-- Exercise data follows --
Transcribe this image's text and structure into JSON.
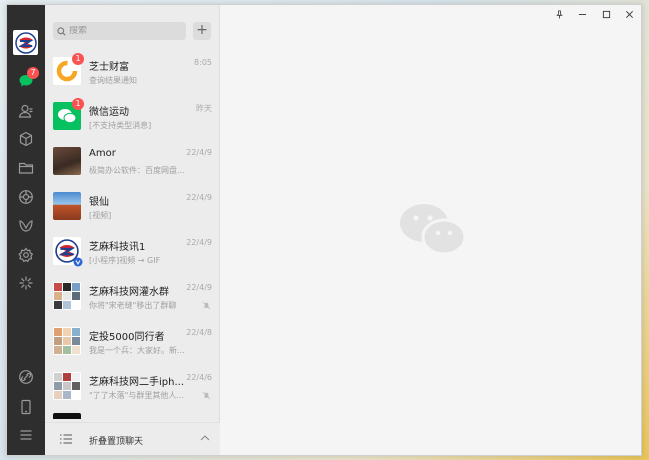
{
  "colors": {
    "rail": "#2e2e2e",
    "list_bg": "#ececec",
    "badge": "#fa5151",
    "wechat_green": "#07c160"
  },
  "nav": {
    "chat_badge": "7",
    "icons": [
      "chat-icon",
      "contacts-icon",
      "favorites-icon",
      "folder-icon",
      "moments-icon",
      "channels-icon",
      "mini-program-icon",
      "discover-icon",
      "link-icon",
      "phone-icon",
      "menu-icon"
    ]
  },
  "search": {
    "placeholder": "搜索",
    "add_label": "+"
  },
  "chats": [
    {
      "name": "芝士财富",
      "time": "8:05",
      "message": "查询结果通知",
      "badge": "1"
    },
    {
      "name": "微信运动",
      "time": "昨天",
      "message": "[不支持类型消息]",
      "badge": "1"
    },
    {
      "name": "Amor",
      "time": "22/4/9",
      "message": "极简办公软件：百度网盘..."
    },
    {
      "name": "银仙",
      "time": "22/4/9",
      "message": "[视频]"
    },
    {
      "name": "芝麻科技讯1",
      "time": "22/4/9",
      "message": "[小程序]视频 → GIF"
    },
    {
      "name": "芝麻科技网灌水群",
      "time": "22/4/9",
      "message": "你将\"宋老缝\"移出了群聊"
    },
    {
      "name": "定投5000同行者",
      "time": "22/4/8",
      "message": "我是一个兵：大家好。新..."
    },
    {
      "name": "芝麻科技网二手iph...",
      "time": "22/4/6",
      "message": "\"了了木落\"与群里其他人..."
    }
  ],
  "footer": {
    "label": "折叠置顶聊天"
  }
}
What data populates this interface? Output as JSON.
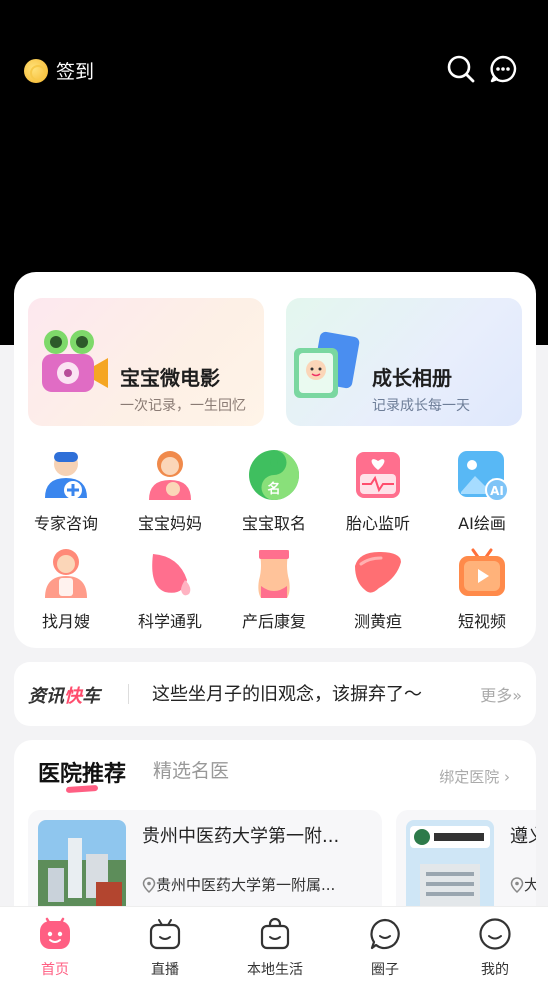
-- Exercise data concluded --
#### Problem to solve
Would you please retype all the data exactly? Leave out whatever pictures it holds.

#### The completed task
Transcribe this image's text and structure into JSON.
{
  "colors": {
    "rail": "#2e2e2e",
    "list_bg": "#ececec",
    "badge": "#fa5151",
    "wechat_green": "#07c160"
  },
  "nav": {
    "chat_badge": "7",
    "icons": [
      "chat-icon",
      "contacts-icon",
      "favorites-icon",
      "folder-icon",
      "moments-icon",
      "channels-icon",
      "mini-program-icon",
      "discover-icon",
      "link-icon",
      "phone-icon",
      "menu-icon"
    ]
  },
  "search": {
    "placeholder": "搜索",
    "add_label": "+"
  },
  "chats": [
    {
      "name": "芝士财富",
      "time": "8:05",
      "message": "查询结果通知",
      "badge": "1"
    },
    {
      "name": "微信运动",
      "time": "昨天",
      "message": "[不支持类型消息]",
      "badge": "1"
    },
    {
      "name": "Amor",
      "time": "22/4/9",
      "message": "极简办公软件：百度网盘..."
    },
    {
      "name": "银仙",
      "time": "22/4/9",
      "message": "[视频]"
    },
    {
      "name": "芝麻科技讯1",
      "time": "22/4/9",
      "message": "[小程序]视频 → GIF"
    },
    {
      "name": "芝麻科技网灌水群",
      "time": "22/4/9",
      "message": "你将\"宋老缝\"移出了群聊"
    },
    {
      "name": "定投5000同行者",
      "time": "22/4/8",
      "message": "我是一个兵：大家好。新..."
    },
    {
      "name": "芝麻科技网二手iph...",
      "time": "22/4/6",
      "message": "\"了了木落\"与群里其他人..."
    }
  ],
  "footer": {
    "label": "折叠置顶聊天"
  }
}
What data populates this interface? Output as JSON.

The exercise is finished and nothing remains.